WHAT IS BEING ASKED
Output the entire listing that follows verbatim.

---------------

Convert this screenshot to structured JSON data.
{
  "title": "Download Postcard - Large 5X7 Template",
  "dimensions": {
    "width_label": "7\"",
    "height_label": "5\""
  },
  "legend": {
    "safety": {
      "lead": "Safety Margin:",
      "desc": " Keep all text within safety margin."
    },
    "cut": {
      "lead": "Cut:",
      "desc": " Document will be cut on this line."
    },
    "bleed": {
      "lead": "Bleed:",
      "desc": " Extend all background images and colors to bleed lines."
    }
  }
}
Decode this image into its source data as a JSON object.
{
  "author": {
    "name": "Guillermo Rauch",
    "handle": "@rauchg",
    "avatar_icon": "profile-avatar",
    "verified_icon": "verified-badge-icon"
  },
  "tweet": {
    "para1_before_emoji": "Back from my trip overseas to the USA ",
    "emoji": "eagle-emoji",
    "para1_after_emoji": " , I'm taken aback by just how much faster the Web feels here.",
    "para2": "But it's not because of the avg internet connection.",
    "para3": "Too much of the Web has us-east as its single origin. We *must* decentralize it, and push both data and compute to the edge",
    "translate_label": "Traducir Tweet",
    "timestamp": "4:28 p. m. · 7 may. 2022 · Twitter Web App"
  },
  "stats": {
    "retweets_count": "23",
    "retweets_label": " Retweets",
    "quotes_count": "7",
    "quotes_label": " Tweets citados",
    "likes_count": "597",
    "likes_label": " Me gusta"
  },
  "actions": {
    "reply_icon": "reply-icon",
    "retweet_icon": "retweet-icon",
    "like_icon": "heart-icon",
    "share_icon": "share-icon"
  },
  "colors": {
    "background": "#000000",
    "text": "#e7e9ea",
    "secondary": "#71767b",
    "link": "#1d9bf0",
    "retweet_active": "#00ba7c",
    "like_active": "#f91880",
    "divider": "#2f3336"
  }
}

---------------

COMPLETED TASK
Convert this screenshot to structured JSON data.
{
  "title": "Download Postcard - Large 5X7 Template",
  "dimensions": {
    "width_label": "7\"",
    "height_label": "5\""
  },
  "legend": {
    "safety": {
      "lead": "Safety Margin:",
      "desc": " Keep all text within safety margin."
    },
    "cut": {
      "lead": "Cut:",
      "desc": " Document will be cut on this line."
    },
    "bleed": {
      "lead": "Bleed:",
      "desc": " Extend all background images and colors to bleed lines."
    }
  }
}
Decode this image into its source data as a JSON object.
{
  "author": {
    "name": "Guillermo Rauch",
    "handle": "@rauchg",
    "avatar_icon": "profile-avatar",
    "verified_icon": "verified-badge-icon"
  },
  "tweet": {
    "para1_before_emoji": "Back from my trip overseas to the USA ",
    "emoji": "eagle-emoji",
    "para1_after_emoji": " , I'm taken aback by just how much faster the Web feels here.",
    "para2": "But it's not because of the avg internet connection.",
    "para3": "Too much of the Web has us-east as its single origin. We *must* decentralize it, and push both data and compute to the edge",
    "translate_label": "Traducir Tweet",
    "timestamp": "4:28 p. m. · 7 may. 2022 · Twitter Web App"
  },
  "stats": {
    "retweets_count": "23",
    "retweets_label": " Retweets",
    "quotes_count": "7",
    "quotes_label": " Tweets citados",
    "likes_count": "597",
    "likes_label": " Me gusta"
  },
  "actions": {
    "reply_icon": "reply-icon",
    "retweet_icon": "retweet-icon",
    "like_icon": "heart-icon",
    "share_icon": "share-icon"
  },
  "colors": {
    "background": "#000000",
    "text": "#e7e9ea",
    "secondary": "#71767b",
    "link": "#1d9bf0",
    "retweet_active": "#00ba7c",
    "like_active": "#f91880",
    "divider": "#2f3336"
  }
}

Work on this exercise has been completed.